If you're in a rut, do something!

16 Jun 2016

If you’re in a rut, you’re in a coffin with no ends! Do something!

Does this sound familiar: “I was driving home from work after a long day. I pulled out of the car park and then before I knew it, I was turning onto my street. I can’t remember anything about the journey.” Lots of people have said this to me and it’s happened to me loads of times I must admit.

Routine makes time appear to go faster. As we repeat actions over a period of time, the freshness and awareness of our commute to and from work becomes second nature and we go through the same actions as the day/week/month. We don’t register the details of the journey as there is nothing new about it; nothing for us to learn or experience, so the time slips by without us registering it fully. The occasion becomes ‘lost’ in our memories.

When were young, everything was new; we soaked up details in our adventures and learnt from them. As we grow older and settle into a routine with our work life balance, the new and fresh experiences become less. If we’re not careful we can find ourselves in a rut; we don’t register the details of everyday life, so it slips by without us registering it fully.

Routine makes life easier, so, as the path of least resistance we often drift into routines that soon become ruts - I once heard a rut described as a coffin with no ends!.  We then begin to notice how deep the rut has become; we notice every detail of the hole we’ve made for ourselves; we feel every miserable emotion and blame everyone and everything for us being in it. In this state, time slows down, drags as we experience the ‘newness’ of being in a new place – albeit a depressing one.

Actions:  If you find yourself in a rut, get out of it! 

Sounds simple but I know it isn’t easy to do. Here are some steps to help you:

Action 1: Take time out to recognise that you are either heading towards, or are in rut. I don’t mean a quick check in with yourself; I mean a meaningful talk with yourself (or someone you respect). 

  • Take yourself somewhere with no distractions.
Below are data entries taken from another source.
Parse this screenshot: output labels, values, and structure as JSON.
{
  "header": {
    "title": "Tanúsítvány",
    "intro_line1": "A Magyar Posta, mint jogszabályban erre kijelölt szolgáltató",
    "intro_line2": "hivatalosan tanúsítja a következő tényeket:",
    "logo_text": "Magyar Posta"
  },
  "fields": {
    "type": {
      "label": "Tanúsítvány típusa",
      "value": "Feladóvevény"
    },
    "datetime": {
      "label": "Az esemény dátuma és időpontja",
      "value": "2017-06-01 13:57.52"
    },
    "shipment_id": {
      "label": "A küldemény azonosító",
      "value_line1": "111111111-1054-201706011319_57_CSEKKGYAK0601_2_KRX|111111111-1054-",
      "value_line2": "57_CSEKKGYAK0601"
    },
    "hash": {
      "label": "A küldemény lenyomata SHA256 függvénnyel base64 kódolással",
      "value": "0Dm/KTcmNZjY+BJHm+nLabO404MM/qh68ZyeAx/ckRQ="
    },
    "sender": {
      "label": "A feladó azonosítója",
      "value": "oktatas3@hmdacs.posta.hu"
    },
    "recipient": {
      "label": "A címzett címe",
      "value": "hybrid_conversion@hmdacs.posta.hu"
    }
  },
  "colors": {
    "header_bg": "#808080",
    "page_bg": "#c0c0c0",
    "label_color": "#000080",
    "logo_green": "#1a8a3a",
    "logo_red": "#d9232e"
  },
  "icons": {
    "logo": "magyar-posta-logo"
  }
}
Go for a walk! The outdoor space is known to have beneficial effects on physical and mental health. It doesn’t have to be as isolated as in the picture; it can even be a place in your head.
  • Have a good talk to yourself & listen to what you say.  Take a notebook with you so you can write thoughts down.  iPads etc. are a ‘no, no’ at this stage as they will be a distraction.  Take, or arrange for something to eat – you may be there a while!
  • When you have discovered exactly where you are, congratulate yourself – you’ve worked well.
  •  Ask yourself if you want to stay where you are. This may sound a bit odd if you find yourself in a rut, but you’d be surprised at how many people recognised they have a problem, but don’t want to put the effort into solving it.

Action 2: If you’re prepared to make the effort, make a plan to get out of the rut. For those of us who don’t like making plans I suggest you re-think. It may be that just letting things happen to you is what got you in the rut in the first place. If you don’t have a plan for your life, there are plenty of people who will have one for you, so take control of your life.

  • Write down where you would like to be.
  • Look for ways to get you there – a list may help.
  • Choose the most appealing way that you want to take. It has to be appealing to you or you will give up and fall back into the rut.
  • Choosing is the easy bit; it’s the doing bit that’s difficult. If you’re doing this under your own steam & not consulting a coach to help you through it you’ll need to adopt the IDWIT approach (I’ll Do Anything It Takes).
  • If you do what you usually do, then you’ll get what you’ve already had. To get out of the rut, you’re going to have to do something different and make changes. People are resistant to change, so recognise this and focus on what it will feel like out of the rut, rather than at the bottom of it.

Action 3: Getting out of a rut is not easy so reach out for as much support as you can.  Asking for help is not a weakness, but an acknowledgment that you are only human and have limitations.

  • Tell those around you what you are doing. Spend more time with those who support you; less time with those who think you’ll never make it out.
  • Use your strengths, not your weaknesses to get you where you want to be
  • Celebrate or reward yourself for every positive step made. No need to throw a party every time, but at the very least give yourself a pat on the back!